A few years ago, I suffered from ulcerative colitis, about which I’ve mentioned several times previously in my blog. As part of my healing, I eliminated several foods, including cutting way back on fruits. Why? If you listen to the media and the many doctors who promote eating more fruit, then why would I cut back? For me, it was simple. I was trying to eliminate much of the sugar in my diet, and fruits contain a lot of sugar. If you happen to have an overgrowth of yeast, like I did, and which frequently happens after antibiotic use, you can destroy many of the good intestinal bacteria necessary for proper gut health. The sugar in fruit is on of yeasts favorite desserts. While I was not on antibiotics per say, they sneak into our diets hidden from us. Many of the same antibiotics prescribed to humans are also given to livestock by the food industry, and these will kill your good bacteria. Add to this the number of antibiotics the food industry adds to any processed food that comes in a box, jar, bag, tube or bottle. Many products contain chemicals added to food during processing to kill any bacteria or funguses that would shorten a product’s shelf life-the industry calls them preservatives, but in essence they are antibiotics. I heard a doctor once say that “the longer the shelf life of what you’re eating, the shorter your shelf life yours will be.” One fruit that I did not eliminate was avocado (yes, it’s a fruit). Avocados are full of health benefits. Avocados have 22.5 grams of fat that a medium avocado has, more than two-thirds is heart-healthy mono saturated fat. They also have a suer potassium-to-sodium ratio, another great cardiovascular benefit. They also contain 10g of fiber (good for the gut) and 3g of protein, and are loaded with vitamins, minerals, and other vital nutrients. New research shows they may even play a role in lowering cholesterol. Plus, they’re delicious!
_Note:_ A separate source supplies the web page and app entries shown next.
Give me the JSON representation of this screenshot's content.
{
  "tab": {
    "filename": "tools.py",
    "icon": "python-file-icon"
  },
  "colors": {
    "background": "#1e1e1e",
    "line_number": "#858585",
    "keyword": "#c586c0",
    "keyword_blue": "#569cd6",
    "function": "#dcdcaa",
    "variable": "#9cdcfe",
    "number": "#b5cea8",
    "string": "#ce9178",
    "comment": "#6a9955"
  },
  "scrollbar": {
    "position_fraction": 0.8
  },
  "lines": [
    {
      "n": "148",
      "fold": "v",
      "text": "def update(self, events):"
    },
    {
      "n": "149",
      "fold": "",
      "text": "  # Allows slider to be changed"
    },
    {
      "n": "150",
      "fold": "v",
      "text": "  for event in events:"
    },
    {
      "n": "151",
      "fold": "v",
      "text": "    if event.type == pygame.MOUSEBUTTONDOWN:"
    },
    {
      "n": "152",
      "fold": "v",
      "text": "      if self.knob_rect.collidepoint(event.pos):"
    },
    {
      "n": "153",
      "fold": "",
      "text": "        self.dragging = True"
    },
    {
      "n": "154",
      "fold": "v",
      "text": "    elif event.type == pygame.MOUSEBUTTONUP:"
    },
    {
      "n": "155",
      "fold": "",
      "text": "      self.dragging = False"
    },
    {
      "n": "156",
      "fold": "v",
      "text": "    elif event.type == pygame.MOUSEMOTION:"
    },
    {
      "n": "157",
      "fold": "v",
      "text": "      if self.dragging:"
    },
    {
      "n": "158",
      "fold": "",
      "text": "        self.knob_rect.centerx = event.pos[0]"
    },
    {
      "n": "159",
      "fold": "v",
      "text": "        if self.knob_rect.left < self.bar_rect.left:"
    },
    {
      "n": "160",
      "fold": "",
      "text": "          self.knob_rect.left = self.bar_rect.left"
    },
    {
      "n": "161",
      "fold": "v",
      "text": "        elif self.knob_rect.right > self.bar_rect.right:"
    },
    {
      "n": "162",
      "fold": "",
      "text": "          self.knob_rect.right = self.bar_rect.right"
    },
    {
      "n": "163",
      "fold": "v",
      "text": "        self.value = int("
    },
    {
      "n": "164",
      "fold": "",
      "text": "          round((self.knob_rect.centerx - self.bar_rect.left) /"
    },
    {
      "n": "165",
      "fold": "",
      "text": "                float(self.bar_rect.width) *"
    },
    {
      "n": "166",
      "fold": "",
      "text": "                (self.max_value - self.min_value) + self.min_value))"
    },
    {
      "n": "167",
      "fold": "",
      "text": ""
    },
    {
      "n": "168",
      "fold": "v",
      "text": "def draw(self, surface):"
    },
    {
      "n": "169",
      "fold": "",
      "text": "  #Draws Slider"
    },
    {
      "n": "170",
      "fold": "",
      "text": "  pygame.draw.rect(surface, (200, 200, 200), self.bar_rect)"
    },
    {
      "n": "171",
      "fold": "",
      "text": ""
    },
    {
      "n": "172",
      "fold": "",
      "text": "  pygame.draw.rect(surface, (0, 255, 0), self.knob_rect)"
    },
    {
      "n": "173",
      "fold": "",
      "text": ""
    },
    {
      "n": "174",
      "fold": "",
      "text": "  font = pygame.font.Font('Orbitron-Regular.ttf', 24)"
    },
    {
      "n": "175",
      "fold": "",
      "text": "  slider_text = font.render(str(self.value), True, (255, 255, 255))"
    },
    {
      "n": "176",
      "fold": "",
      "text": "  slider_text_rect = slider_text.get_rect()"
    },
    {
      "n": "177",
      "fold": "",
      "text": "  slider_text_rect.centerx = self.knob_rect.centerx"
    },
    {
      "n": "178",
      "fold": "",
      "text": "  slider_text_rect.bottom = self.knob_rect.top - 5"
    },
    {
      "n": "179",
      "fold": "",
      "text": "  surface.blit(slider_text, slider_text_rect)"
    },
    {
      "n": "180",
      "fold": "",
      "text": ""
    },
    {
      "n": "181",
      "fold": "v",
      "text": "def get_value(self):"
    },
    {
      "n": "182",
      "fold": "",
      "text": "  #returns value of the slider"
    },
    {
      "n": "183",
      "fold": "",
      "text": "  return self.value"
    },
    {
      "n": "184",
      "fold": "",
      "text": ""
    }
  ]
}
A few weeks ago I wrote about Debra (see the 4/26 blog). We met again last week. While she said she was feeling better overall, with a little less fatigue, she still had occasional loose stools, and was having 4 to 5 bowel movements a day. We went over her food journal, and I noticed that 1) she was eating a lot of fruit, and 2) she was eating all food groups (proteins, fats, and carbs) together. For better digestion, I suggested she follow these basic rules when combining food (courtesy of Dr. Alejandro Junger): pair vegetables and greens with animal protein, pair vegetables and greens with vegetable protein (lentils), and don’t pair animal protein and vegetable protein. Also, if she did eat a piece of fruit, eat it alone, at least 20 minutes before eating vegetables or protein. Alone, fruit will digest quickly and exit the stomach within 20 minutes. When fruit is combined with other foods, it sits in the stomach and ferments, and can cause gas, bloating, etc. I also suggested eliminating corn, potatoes, soy, rice, processed sugar, alcohol, and caffeine. I told Debra that she may not have to avoid them forever, just for a couple of weeks until symptoms subside, then we could start adding them back, one by one, to see how she tolerates them. I recommended eating fermented foods like kimchi and sauerkraut daily to increase good bacteria, and offered her a book that really helped me; Clean Gut, by Dr Alejandro Junger. We agreed to meet again in a month.

I found this little health tip in Dr Whitaker’s Health & Healing, June 2015. For muscle cramps, try a shot of pickle juice. It has 20 times more sodium and eight times more potassium than electrolyte drinks. Weekend warriors and professional athletes alike swear by this remedy.

Stay well, John R Blilie, M.S.